You can disagree if you want, but my refusing to want to label each child and family by race and socioeconomic status speaks more to my political views on the role of government in education and other areas than race.

Dana Hanley
Guest
I hear what you are saying, Mrs. C. 🙂 To me, the whole discussion comes in part from an oversensitivity to the issue for some and its overuse by others. I’m tired of hearing that Obama may not get elected because America isn’t ready for a black president rather than dealing with the reality that a lot of us just don’t think he would make a good president for the same reasons we didn’t think Gore or Kerry would have regardless of skin color. But at the same time, the issues this family face are related directly to their socioeconomic… Read more »
JJ Ross
Guest
Just a brief addendum to Dana’s comment — as a nonpartisan, I also didn’t think Gore or Kerry would make good presidents (nor George Bush) so I understand where some of you are left THIS year, with no inspiring choices. But I don’s see Obama as just the next in line with them. And for a change, for me, for once, I do have high hopes this time, and I personally pin those hopes on Obama, specifically because of his March 2008 race speech. That’s when and why I made up my own mind to care this year. I won’t… Read more »
CircleReader
Guest

@Susan Ryan #14:

“I’ve sent along a local homeschool resource page and a ‘give me a call’ to our high school office. With pushouts and dropouts reaching record highs in schools, it can only help our community and society to not have ‘emergency’ homeschoolers floundering.”

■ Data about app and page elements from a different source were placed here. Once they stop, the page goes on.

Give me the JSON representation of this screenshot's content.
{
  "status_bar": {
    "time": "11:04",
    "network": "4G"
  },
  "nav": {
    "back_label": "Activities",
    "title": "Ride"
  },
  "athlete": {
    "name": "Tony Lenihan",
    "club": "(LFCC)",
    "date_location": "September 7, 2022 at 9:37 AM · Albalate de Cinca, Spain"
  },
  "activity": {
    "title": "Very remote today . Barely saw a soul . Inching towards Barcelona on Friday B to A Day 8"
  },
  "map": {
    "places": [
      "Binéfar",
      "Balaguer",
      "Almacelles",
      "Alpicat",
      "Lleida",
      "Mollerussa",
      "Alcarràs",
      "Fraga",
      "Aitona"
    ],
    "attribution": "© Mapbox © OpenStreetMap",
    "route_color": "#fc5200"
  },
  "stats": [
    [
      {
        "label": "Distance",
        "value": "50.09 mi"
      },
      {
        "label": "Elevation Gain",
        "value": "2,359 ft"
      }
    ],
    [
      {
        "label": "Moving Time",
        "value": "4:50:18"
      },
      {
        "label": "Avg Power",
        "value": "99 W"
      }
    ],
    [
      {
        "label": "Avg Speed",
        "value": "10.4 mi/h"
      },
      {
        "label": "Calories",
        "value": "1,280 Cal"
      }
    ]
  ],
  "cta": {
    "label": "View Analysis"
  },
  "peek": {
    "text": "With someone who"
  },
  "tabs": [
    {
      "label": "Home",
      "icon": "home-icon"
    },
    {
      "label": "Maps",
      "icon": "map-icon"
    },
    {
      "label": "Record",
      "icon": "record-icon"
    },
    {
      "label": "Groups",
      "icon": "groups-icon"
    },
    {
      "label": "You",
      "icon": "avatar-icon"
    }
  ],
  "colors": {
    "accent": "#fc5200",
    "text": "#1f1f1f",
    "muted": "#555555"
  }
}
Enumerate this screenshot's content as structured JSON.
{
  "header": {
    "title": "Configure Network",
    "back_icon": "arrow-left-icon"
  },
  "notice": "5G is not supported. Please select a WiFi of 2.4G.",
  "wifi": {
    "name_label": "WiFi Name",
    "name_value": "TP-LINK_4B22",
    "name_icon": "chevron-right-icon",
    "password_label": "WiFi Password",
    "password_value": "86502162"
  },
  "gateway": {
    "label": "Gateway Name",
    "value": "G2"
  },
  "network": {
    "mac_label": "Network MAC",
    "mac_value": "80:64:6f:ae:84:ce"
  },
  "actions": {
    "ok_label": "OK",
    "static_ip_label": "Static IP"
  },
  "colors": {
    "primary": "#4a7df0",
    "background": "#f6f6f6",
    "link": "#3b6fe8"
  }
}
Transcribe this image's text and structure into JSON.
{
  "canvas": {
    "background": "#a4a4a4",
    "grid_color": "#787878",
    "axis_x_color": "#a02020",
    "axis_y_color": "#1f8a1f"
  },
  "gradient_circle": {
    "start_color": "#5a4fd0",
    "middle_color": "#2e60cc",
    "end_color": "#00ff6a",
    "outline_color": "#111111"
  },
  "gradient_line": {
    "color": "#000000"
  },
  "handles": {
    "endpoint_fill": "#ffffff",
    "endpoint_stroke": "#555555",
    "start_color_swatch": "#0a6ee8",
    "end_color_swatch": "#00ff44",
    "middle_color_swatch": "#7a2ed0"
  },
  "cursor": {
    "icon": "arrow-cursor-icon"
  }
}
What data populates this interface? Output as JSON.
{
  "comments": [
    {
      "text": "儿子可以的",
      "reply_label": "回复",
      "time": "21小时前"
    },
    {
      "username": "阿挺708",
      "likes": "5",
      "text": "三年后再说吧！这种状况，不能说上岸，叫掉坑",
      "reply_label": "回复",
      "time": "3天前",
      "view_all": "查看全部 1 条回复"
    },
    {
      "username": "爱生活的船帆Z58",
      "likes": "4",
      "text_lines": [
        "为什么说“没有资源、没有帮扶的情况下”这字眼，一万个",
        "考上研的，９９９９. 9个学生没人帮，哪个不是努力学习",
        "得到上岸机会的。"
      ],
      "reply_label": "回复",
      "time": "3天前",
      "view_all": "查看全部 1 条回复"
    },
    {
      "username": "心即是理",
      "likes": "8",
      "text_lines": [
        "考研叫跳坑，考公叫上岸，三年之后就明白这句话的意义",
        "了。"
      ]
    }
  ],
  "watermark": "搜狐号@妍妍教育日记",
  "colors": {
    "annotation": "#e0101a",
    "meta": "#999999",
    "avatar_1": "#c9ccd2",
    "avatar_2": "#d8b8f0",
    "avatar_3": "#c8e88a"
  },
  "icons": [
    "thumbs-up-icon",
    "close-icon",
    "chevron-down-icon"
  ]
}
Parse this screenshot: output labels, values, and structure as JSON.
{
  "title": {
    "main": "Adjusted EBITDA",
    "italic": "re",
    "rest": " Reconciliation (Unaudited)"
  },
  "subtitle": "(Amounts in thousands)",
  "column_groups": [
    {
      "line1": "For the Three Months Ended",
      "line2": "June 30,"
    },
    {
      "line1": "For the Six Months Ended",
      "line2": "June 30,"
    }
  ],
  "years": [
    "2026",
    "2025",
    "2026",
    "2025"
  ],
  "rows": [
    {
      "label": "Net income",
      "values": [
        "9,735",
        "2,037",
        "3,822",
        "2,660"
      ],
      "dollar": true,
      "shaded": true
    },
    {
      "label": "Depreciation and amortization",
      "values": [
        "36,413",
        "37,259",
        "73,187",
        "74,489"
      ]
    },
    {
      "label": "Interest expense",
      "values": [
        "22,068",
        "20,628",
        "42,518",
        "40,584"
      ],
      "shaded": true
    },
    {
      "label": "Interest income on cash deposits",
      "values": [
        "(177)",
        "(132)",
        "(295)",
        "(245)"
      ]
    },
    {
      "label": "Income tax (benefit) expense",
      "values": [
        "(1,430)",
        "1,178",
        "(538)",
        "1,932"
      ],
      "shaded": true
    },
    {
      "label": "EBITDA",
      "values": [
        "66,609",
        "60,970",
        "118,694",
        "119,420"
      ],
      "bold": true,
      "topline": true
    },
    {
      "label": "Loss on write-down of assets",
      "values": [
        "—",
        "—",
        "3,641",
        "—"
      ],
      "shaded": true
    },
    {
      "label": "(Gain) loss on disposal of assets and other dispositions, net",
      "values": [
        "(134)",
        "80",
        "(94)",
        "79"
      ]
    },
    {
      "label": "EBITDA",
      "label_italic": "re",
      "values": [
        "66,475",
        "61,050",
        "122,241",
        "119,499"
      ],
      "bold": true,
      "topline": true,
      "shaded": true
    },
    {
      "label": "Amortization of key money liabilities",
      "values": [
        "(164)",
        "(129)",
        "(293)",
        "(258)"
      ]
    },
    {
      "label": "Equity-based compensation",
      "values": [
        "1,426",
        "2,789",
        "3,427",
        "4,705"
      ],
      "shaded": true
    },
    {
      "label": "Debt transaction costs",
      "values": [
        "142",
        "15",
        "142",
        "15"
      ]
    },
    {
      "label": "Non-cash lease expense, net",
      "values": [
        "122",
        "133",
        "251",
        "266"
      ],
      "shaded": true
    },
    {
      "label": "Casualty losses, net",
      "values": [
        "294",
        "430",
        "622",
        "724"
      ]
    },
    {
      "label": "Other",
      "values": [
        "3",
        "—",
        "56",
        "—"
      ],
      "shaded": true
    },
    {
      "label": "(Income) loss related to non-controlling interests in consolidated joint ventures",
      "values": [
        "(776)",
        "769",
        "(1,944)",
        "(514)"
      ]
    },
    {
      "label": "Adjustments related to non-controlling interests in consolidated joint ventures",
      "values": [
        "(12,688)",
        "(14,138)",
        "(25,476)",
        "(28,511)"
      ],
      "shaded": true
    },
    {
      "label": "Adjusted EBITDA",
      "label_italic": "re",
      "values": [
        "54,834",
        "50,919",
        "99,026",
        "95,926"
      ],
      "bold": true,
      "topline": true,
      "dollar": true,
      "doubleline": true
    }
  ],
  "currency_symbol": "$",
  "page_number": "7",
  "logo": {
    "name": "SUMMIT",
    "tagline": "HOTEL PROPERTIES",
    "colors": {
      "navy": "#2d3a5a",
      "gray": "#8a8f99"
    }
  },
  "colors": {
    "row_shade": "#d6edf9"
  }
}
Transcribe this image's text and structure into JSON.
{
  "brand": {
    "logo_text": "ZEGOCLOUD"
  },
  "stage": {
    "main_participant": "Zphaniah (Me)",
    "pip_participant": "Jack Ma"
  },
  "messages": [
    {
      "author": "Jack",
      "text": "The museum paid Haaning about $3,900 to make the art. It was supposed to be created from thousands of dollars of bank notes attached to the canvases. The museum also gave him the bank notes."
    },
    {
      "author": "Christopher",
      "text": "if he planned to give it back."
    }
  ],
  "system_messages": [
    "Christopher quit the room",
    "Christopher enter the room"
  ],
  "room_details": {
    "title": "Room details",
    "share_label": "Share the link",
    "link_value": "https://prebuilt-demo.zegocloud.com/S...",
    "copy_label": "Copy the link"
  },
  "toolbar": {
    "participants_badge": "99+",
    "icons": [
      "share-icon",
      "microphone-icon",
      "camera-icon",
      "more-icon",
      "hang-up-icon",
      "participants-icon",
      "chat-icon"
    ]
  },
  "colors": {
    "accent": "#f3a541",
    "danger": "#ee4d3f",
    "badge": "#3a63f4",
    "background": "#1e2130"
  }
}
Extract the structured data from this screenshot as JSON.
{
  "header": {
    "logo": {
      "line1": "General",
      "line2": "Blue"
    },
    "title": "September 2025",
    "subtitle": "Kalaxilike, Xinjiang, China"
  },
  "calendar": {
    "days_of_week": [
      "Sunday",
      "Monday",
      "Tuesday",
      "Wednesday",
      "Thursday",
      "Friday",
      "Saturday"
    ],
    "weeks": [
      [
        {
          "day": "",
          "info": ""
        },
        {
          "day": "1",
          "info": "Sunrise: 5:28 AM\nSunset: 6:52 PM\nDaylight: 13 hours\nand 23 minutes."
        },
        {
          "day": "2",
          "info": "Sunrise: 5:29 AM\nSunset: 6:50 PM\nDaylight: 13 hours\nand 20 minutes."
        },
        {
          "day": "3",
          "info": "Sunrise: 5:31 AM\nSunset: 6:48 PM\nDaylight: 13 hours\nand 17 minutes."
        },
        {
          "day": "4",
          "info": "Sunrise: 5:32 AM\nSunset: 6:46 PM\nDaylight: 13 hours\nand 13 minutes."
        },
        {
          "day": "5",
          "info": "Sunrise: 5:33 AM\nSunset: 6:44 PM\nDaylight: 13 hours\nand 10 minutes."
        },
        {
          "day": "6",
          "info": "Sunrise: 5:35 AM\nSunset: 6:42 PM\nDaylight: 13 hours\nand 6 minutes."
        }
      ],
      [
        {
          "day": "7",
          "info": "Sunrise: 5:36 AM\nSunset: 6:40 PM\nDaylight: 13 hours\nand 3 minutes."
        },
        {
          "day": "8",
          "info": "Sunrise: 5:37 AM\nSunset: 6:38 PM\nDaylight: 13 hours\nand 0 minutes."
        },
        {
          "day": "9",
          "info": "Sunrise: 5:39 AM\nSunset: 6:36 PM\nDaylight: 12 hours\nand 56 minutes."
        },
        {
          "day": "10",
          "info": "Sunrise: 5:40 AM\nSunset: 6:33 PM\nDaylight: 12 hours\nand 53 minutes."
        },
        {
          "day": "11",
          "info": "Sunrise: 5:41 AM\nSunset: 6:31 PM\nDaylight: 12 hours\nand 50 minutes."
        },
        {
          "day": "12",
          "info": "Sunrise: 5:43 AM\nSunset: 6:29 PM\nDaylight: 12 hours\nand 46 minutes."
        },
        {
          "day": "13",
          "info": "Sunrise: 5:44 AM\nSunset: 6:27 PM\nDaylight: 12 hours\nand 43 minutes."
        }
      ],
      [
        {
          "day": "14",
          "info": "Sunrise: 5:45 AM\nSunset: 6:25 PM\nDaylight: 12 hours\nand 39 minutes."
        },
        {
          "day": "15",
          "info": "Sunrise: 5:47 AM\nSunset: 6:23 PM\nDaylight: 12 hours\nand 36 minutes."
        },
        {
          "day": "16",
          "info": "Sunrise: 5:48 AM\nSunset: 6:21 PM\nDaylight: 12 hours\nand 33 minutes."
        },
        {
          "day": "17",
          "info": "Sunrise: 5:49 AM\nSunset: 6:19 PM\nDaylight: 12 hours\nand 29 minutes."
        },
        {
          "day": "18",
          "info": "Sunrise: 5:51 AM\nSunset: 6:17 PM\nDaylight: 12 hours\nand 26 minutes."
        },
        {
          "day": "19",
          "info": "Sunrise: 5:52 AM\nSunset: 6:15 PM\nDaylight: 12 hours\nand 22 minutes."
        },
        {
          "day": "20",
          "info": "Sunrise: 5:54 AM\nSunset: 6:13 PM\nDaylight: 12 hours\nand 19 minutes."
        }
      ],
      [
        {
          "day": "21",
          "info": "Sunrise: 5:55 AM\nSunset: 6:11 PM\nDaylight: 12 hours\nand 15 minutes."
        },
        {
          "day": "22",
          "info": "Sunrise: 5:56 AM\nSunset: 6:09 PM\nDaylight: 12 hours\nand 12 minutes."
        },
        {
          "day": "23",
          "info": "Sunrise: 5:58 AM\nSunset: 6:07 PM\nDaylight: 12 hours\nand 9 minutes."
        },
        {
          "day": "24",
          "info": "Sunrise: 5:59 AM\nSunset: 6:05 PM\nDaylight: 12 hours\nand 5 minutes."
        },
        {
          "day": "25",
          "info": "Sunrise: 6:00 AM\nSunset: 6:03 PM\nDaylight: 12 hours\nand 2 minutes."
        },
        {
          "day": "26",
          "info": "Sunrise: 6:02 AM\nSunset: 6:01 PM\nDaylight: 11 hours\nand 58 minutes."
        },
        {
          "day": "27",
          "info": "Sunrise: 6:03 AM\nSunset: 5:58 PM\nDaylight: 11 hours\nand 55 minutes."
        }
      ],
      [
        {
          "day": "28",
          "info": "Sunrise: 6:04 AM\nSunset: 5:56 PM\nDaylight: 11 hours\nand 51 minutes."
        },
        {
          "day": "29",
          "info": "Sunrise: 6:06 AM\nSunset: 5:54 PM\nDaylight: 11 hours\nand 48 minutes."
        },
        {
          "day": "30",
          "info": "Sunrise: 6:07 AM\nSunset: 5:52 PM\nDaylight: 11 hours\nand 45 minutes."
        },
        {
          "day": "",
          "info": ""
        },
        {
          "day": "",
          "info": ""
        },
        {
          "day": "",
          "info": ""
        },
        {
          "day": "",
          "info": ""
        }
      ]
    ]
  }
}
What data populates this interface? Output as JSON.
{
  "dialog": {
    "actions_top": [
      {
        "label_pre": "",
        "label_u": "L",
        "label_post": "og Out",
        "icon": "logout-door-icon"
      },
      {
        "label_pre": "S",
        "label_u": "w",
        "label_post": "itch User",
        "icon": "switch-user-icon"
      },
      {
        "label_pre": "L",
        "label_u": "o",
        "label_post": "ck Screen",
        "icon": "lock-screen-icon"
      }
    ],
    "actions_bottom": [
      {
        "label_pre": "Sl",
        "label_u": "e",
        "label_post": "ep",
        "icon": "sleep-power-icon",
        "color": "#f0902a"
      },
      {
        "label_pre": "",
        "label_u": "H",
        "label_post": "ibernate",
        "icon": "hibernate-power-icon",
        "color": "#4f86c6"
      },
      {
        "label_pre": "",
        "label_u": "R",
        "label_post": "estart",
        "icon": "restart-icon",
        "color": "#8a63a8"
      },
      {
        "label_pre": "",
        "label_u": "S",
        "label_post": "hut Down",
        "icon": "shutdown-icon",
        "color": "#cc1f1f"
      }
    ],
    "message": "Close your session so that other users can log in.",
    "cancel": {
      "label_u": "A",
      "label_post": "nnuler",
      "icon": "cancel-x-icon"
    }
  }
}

Excellent! Has anyone ever taken you up on your offer?

Dana Hanley
Guest

My spam filter should actually allow one link. I’m still baffled as to why it rejected you so soundly after you’ve been allowed to post so long. 🙂 I may have to start watching what goes into the spam filter rather than just the moderation queue but that thing catches over a thousand comments a week. I would like to read some other blogs sometimes. 🙂

Rebecca
Guest
I was mulling this discussion over this morning while walking the dog. I really like Susan’s suggestion that homeschoolers be more proactive about reaching out to pushouts and dropouts — “emergency homeschoolers”, and her idea of providing a resource page to the school office. I also wonder, if a school accepts the enrollment of a student who has left his previous school due to repeated offenses and expulsions, shouldn’t they do so “with eyes open” so to speak and a *plan in place* to help ensure that the “change of environment” brings about a change in the child? Such a… Read more »